Not just what the doctor ordered to fix Illinois economy, stem the fight of residents and businesses out of state, and solve the systemic problems with the state's spending. If anything it will make it all worse, terribly so.
Democrat gubernatorial candidate J.B. Pritzker has cowardly, insultingly and dangerously refused to say exactly how much higher Illinois income tax must be raised to fund all the new spending he is proposing.
The Illinois Policy Institute gave it a shot, using public statements to come up with an estimate. The answer?
An astonishing $13 billion to $18 billion.
That's on top of a $38.5 billion budget. We're talking an increase of up to 46 percent on top of the current budget.
Can this be right?
The Institute says it is.
Reasonable estimates show the cost of Pritzker’s spending promises demand an income tax hike of $13 billion to $18 billion. This would require approximately doubling the state’s personal income tax to 9.95 percent on the high end and 8.51 percent on the low end from the current 4.95 percent income tax rate.
That means within the existing flat income tax structure, which would remain in place until at least 2020, the typical family in Illinois making just over $79,000 would pay an additional $2,500 to $3,500 in income taxes in order to finance Pritzker’s spending promises.
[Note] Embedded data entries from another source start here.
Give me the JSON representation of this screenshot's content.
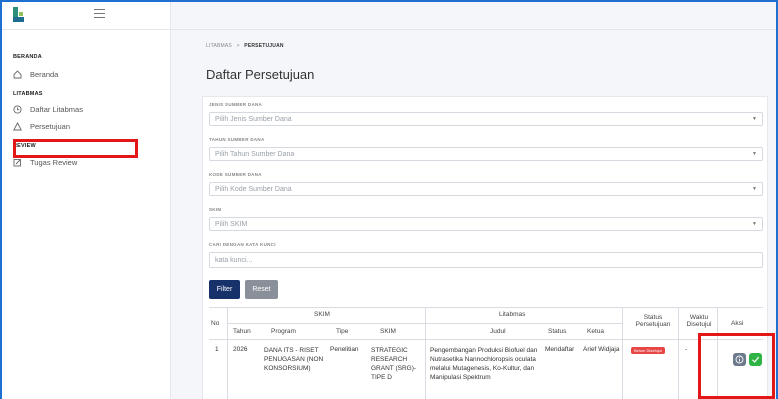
{
  "sidebar": {
    "sections": [
      {
        "title": "BERANDA",
        "items": [
          {
            "label": "Beranda",
            "icon": "home-icon"
          }
        ]
      },
      {
        "title": "LITABMAS",
        "items": [
          {
            "label": "Daftar Litabmas",
            "icon": "clock-icon"
          },
          {
            "label": "Persetujuan",
            "icon": "triangle-icon"
          }
        ]
      },
      {
        "title": "REVIEW",
        "items": [
          {
            "label": "Tugas Review",
            "icon": "edit-icon"
          }
        ]
      }
    ]
  },
  "breadcrumb": {
    "parent": "LITABMAS",
    "separator": ">",
    "current": "PERSETUJUAN"
  },
  "page": {
    "title": "Daftar Persetujuan"
  },
  "filters": {
    "jenis": {
      "label": "JENIS SUMBER DANA",
      "placeholder": "Pilih Jenis Sumber Dana"
    },
    "tahun": {
      "label": "TAHUN SUMBER DANA",
      "placeholder": "Pilih Tahun Sumber Dana"
    },
    "kode": {
      "label": "KODE SUMBER DANA",
      "placeholder": "Pilih Kode Sumber Dana"
    },
    "skim": {
      "label": "SKIM",
      "placeholder": "Pilih SKIM"
    },
    "keyword": {
      "label": "CARI DENGAN KATA KUNCI",
      "placeholder": "kata kunci..."
    },
    "filter_label": "Filter",
    "reset_label": "Reset"
  },
  "table": {
    "group_headers": {
      "no": "No",
      "skim": "SKIM",
      "litabmas": "Litabmas",
      "status_persetujuan": "Status Persetujuan",
      "waktu": "Waktu Disetujui",
      "aksi": "Aksi"
    },
    "sub_headers": {
      "tahun": "Tahun",
      "program": "Program",
      "tipe": "Tipe",
      "skim": "SKIM",
      "judul": "Judul",
      "status": "Status",
      "ketua": "Ketua"
    },
    "rows": [
      {
        "no": "1",
        "tahun": "2026",
        "program": "DANA ITS - RISET PENUGASAN (NON KONSORSIUM)",
        "tipe": "Penelitian",
        "skim": "STRATEGIC RESEARCH GRANT (SRG)-TIPE D",
        "judul": "Pengembangan Produksi Biofuel dan Nutrasetika Nannochloropsis oculata melalui Mutagenesis, Ko-Kultur, dan Manipulasi Spektrum",
        "status": "Mendaftar",
        "ketua": "Arief Widjaja",
        "status_persetujuan": "Belum Disetujui",
        "waktu": "-"
      }
    ]
  },
  "colors": {
    "primary": "#17316b",
    "danger": "#e84545",
    "success": "#2fb344",
    "highlight": "#e21818"
  }
}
Economic modeling shows a tax hike of this magnitude could cost the state between 94,000 and 132,000 jobs and $22.4 billion to $31.3 billion in economic activity.
Gag. Even progressives who are so willing to give away their money think twice.
This is staggering. Amazing. Breathtaking. Unbelievable. Bewildering. Guess that's why Pritzker repeatedly isn't saying how much he would have to jack up the income tax.
Well, think about it this way: Pritzker and Democrats want to change the current flat tax to a "progressive" levy that takes a great percentage of richer taxpayers' income. Pritzker says that rich people like him ought to be willing to pay more. So, if he's so willing to spend his own money, then let's say that the super-rich billionaire paid his entire worth.
Forbes estimates it at $3.2 billion. So even if the state took Pritzker's entire fortune, it wouldn't come close to paying for the increased spending. It would take as many as 12 Pritzkers to pay for it. For just one year. Soon enough Illinois would run out of billionaires.